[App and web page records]
***
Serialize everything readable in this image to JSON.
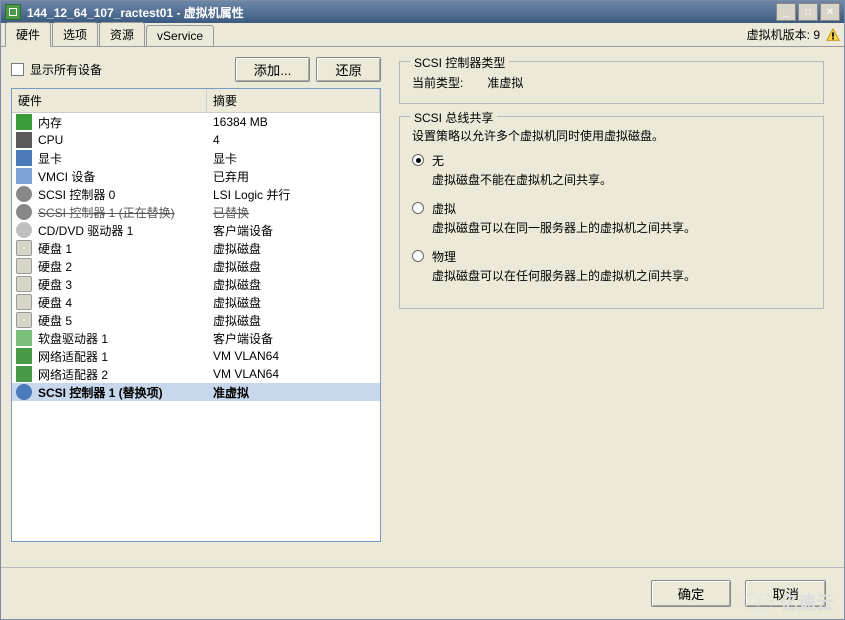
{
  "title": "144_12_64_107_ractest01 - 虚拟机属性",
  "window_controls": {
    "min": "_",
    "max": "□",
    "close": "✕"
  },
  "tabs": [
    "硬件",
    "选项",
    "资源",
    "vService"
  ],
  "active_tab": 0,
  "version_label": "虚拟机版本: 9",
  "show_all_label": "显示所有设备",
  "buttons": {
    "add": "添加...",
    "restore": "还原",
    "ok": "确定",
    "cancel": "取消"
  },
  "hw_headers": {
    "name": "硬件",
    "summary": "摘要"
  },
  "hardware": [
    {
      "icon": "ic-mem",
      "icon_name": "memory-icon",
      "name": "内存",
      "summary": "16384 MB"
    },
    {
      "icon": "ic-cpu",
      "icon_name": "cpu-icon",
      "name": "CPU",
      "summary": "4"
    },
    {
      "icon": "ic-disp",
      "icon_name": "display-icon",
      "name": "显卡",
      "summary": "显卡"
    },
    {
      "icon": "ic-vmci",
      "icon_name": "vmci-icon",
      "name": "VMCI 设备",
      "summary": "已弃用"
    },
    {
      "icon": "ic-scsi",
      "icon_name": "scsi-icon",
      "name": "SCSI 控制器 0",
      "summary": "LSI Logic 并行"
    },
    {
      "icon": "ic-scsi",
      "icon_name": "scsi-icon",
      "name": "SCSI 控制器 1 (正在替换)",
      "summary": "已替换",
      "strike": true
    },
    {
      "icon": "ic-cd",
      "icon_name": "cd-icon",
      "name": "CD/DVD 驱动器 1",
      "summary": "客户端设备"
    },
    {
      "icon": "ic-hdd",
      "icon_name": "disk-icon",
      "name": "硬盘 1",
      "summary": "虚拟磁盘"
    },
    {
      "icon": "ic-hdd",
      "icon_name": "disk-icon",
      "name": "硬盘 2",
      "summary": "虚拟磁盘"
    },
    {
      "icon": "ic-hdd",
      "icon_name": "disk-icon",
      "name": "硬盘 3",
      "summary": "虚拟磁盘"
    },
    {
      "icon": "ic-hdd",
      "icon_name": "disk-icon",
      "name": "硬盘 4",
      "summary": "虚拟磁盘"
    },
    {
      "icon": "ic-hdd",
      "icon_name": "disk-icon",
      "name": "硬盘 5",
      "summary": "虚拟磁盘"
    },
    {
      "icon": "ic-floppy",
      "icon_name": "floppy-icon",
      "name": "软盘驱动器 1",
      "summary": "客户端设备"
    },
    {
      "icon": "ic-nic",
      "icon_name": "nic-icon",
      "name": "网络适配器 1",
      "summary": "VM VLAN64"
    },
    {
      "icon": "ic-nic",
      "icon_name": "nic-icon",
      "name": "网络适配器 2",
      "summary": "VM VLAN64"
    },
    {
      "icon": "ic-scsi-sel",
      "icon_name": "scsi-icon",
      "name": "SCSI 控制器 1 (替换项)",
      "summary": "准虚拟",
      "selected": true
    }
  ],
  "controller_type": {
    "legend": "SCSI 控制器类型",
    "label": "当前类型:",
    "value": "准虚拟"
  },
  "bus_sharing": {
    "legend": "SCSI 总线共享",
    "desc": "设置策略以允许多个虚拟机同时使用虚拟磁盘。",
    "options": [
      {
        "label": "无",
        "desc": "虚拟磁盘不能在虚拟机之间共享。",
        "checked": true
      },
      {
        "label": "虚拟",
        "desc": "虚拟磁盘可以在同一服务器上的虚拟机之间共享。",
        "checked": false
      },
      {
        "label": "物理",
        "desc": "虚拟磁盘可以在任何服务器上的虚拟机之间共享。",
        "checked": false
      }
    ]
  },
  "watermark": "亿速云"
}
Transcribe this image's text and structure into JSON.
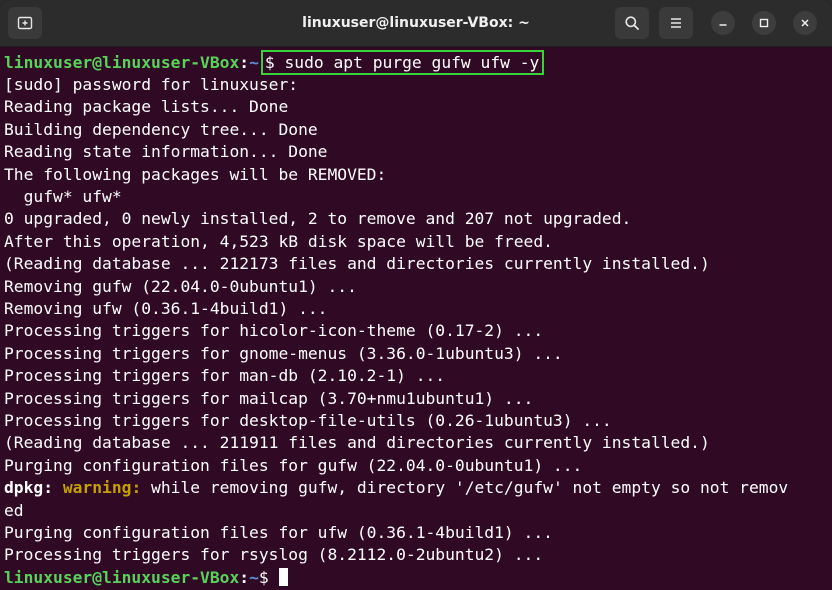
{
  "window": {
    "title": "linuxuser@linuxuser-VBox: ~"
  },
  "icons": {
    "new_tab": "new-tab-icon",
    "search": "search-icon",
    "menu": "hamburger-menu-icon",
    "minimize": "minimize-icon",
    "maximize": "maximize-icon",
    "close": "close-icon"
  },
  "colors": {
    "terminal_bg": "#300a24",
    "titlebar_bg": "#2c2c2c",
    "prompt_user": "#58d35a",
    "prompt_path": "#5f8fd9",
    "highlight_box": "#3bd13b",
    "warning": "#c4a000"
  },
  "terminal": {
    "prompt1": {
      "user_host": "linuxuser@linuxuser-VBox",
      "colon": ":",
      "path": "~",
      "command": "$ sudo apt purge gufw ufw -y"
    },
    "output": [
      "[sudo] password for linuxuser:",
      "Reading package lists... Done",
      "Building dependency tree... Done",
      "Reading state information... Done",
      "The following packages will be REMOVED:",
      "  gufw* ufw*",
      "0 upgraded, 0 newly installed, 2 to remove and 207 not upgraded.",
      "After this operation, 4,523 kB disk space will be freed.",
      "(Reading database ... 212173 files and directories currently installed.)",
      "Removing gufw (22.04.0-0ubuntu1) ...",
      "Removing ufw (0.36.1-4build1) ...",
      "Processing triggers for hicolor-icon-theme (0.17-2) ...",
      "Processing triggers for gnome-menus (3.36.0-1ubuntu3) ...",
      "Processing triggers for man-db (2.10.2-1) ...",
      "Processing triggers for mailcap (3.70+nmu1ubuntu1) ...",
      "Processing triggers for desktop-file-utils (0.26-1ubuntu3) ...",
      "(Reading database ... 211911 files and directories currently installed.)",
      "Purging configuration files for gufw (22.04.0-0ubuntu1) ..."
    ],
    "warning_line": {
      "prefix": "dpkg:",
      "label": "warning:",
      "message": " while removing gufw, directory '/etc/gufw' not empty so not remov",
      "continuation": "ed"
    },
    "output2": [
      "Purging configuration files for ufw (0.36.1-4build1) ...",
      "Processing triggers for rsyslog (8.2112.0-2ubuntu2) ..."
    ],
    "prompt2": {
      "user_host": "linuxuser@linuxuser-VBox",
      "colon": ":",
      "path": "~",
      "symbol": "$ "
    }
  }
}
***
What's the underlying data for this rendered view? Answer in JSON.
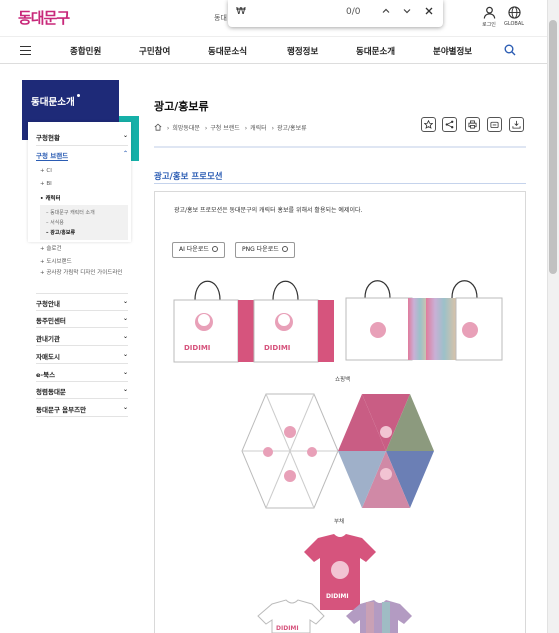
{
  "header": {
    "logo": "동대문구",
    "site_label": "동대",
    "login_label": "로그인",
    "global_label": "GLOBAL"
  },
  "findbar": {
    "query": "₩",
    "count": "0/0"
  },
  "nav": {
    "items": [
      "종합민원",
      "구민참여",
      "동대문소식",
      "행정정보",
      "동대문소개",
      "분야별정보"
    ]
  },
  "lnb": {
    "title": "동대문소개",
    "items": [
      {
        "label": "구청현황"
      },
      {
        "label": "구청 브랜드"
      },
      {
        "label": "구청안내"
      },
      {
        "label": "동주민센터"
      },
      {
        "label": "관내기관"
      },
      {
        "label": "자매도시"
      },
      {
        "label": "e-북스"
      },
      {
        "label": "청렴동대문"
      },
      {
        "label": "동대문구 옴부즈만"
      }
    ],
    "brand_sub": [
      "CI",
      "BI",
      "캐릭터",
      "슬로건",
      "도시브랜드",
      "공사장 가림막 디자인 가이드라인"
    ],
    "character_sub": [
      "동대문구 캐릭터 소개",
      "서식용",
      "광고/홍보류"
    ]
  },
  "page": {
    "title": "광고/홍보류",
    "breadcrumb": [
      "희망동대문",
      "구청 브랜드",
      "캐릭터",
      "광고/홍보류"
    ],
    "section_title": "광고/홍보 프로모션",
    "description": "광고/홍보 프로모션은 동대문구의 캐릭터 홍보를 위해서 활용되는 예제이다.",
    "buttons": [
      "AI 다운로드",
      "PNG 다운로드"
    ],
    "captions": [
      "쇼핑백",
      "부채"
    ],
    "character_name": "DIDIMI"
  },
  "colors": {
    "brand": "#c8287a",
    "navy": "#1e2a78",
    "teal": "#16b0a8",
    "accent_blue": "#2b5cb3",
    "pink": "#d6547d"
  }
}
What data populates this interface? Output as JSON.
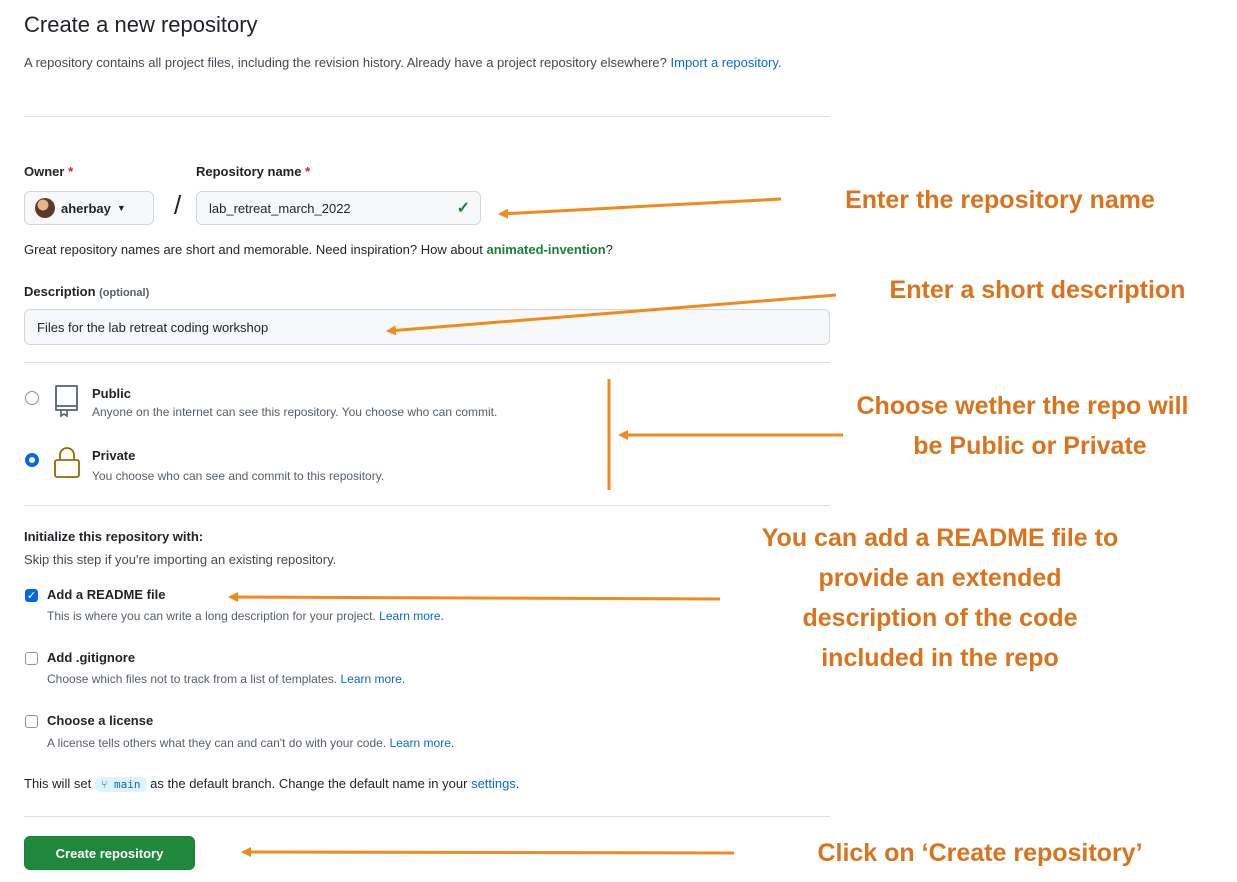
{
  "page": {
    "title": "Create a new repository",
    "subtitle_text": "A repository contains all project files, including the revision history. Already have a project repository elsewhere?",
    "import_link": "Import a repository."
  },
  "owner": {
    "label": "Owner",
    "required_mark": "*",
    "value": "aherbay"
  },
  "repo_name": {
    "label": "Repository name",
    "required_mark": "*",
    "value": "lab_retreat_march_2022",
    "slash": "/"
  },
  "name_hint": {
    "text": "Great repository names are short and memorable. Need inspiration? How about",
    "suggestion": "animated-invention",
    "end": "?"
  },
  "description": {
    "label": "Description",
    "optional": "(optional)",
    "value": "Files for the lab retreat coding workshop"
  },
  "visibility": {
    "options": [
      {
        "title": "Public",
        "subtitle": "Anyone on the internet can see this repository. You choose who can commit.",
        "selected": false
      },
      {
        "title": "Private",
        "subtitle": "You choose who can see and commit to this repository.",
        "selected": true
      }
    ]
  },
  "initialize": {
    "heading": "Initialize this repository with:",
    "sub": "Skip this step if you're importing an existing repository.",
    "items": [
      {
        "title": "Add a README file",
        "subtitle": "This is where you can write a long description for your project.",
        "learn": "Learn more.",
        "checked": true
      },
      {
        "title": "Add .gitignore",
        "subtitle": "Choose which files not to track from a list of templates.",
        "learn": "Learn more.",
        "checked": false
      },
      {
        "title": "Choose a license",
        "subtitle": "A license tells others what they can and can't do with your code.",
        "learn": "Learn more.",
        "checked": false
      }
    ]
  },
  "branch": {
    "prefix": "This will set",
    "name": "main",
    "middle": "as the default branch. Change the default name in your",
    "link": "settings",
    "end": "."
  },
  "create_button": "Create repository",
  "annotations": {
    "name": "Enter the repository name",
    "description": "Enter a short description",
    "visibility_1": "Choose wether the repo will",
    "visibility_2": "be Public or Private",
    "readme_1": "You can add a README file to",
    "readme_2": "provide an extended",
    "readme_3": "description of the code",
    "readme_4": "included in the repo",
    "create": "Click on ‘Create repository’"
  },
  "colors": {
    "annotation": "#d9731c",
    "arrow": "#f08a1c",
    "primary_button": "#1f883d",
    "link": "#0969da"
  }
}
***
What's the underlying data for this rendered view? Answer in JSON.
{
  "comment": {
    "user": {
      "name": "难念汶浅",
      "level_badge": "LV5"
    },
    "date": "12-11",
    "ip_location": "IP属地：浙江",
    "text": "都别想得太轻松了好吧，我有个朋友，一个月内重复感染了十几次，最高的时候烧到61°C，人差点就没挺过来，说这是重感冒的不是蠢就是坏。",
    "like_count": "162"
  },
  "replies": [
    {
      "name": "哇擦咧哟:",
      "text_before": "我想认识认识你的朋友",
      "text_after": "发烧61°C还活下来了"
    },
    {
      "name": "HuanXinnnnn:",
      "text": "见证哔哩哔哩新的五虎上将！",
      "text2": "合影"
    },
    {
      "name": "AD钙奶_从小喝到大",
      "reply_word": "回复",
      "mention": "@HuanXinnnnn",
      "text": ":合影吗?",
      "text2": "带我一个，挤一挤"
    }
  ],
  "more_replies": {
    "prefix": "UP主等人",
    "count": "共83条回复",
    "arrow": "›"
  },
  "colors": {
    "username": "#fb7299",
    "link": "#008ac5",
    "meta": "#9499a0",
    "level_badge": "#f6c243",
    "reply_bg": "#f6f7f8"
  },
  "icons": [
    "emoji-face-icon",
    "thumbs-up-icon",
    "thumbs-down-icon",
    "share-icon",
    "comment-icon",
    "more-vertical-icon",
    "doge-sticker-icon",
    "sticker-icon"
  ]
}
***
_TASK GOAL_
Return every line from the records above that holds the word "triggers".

_COMPLETED TASK_
      "Processing triggers for hicolor-icon-theme (0.17-2) ...",
      "Processing triggers for gnome-menus (3.36.0-1ubuntu3) ...",
      "Processing triggers for man-db (2.10.2-1) ...",
      "Processing triggers for mailcap (3.70+nmu1ubuntu1) ...",
      "Processing triggers for desktop-file-utils (0.26-1ubuntu3) ...",
      "Processing triggers for rsyslog (8.2112.0-2ubuntu2) ..."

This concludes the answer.